(Records Opens)

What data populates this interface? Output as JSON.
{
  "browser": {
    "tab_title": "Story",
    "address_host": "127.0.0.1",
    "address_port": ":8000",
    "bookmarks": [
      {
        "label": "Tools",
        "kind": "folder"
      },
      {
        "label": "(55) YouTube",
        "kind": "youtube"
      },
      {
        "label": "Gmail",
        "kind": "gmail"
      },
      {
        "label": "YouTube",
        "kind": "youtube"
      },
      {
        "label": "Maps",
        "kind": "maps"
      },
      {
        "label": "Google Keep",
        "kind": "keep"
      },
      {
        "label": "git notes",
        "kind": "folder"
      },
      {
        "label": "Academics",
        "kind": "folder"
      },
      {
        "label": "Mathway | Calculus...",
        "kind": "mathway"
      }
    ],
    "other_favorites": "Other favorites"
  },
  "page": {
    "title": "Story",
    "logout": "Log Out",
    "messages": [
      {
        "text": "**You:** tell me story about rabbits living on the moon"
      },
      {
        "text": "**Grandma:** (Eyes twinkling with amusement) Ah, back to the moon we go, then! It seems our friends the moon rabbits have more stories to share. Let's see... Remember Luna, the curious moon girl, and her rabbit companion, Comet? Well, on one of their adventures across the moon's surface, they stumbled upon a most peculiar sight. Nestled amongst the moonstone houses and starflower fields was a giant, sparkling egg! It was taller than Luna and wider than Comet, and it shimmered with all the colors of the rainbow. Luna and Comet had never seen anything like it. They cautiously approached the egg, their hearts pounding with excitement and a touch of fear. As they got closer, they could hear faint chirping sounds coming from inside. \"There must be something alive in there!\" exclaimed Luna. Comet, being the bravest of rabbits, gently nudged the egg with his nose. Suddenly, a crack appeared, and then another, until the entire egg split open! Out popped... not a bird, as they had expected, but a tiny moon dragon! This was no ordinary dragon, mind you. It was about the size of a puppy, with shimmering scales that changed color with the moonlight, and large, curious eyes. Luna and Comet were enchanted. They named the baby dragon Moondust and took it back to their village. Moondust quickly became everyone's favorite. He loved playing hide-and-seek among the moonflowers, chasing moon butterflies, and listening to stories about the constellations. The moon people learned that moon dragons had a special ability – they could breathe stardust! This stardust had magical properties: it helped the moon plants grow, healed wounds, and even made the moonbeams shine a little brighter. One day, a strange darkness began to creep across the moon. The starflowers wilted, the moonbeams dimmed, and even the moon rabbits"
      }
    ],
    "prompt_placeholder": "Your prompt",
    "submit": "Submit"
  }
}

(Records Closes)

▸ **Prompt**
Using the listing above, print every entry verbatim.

▸ **Result**
What data populates this interface? Output as JSON.
{
  "browser": {
    "tab_title": "Story",
    "address_host": "127.0.0.1",
    "address_port": ":8000",
    "bookmarks": [
      {
        "label": "Tools",
        "kind": "folder"
      },
      {
        "label": "(55) YouTube",
        "kind": "youtube"
      },
      {
        "label": "Gmail",
        "kind": "gmail"
      },
      {
        "label": "YouTube",
        "kind": "youtube"
      },
      {
        "label": "Maps",
        "kind": "maps"
      },
      {
        "label": "Google Keep",
        "kind": "keep"
      },
      {
        "label": "git notes",
        "kind": "folder"
      },
      {
        "label": "Academics",
        "kind": "folder"
      },
      {
        "label": "Mathway | Calculus...",
        "kind": "mathway"
      }
    ],
    "other_favorites": "Other favorites"
  },
  "page": {
    "title": "Story",
    "logout": "Log Out",
    "messages": [
      {
        "text": "**You:** tell me story about rabbits living on the moon"
      },
      {
        "text": "**Grandma:** (Eyes twinkling with amusement) Ah, back to the moon we go, then! It seems our friends the moon rabbits have more stories to share. Let's see... Remember Luna, the curious moon girl, and her rabbit companion, Comet? Well, on one of their adventures across the moon's surface, they stumbled upon a most peculiar sight. Nestled amongst the moonstone houses and starflower fields was a giant, sparkling egg! It was taller than Luna and wider than Comet, and it shimmered with all the colors of the rainbow. Luna and Comet had never seen anything like it. They cautiously approached the egg, their hearts pounding with excitement and a touch of fear. As they got closer, they could hear faint chirping sounds coming from inside. \"There must be something alive in there!\" exclaimed Luna. Comet, being the bravest of rabbits, gently nudged the egg with his nose. Suddenly, a crack appeared, and then another, until the entire egg split open! Out popped... not a bird, as they had expected, but a tiny moon dragon! This was no ordinary dragon, mind you. It was about the size of a puppy, with shimmering scales that changed color with the moonlight, and large, curious eyes. Luna and Comet were enchanted. They named the baby dragon Moondust and took it back to their village. Moondust quickly became everyone's favorite. He loved playing hide-and-seek among the moonflowers, chasing moon butterflies, and listening to stories about the constellations. The moon people learned that moon dragons had a special ability – they could breathe stardust! This stardust had magical properties: it helped the moon plants grow, healed wounds, and even made the moonbeams shine a little brighter. One day, a strange darkness began to creep across the moon. The starflowers wilted, the moonbeams dimmed, and even the moon rabbits"
      }
    ],
    "prompt_placeholder": "Your prompt",
    "submit": "Submit"
  }
}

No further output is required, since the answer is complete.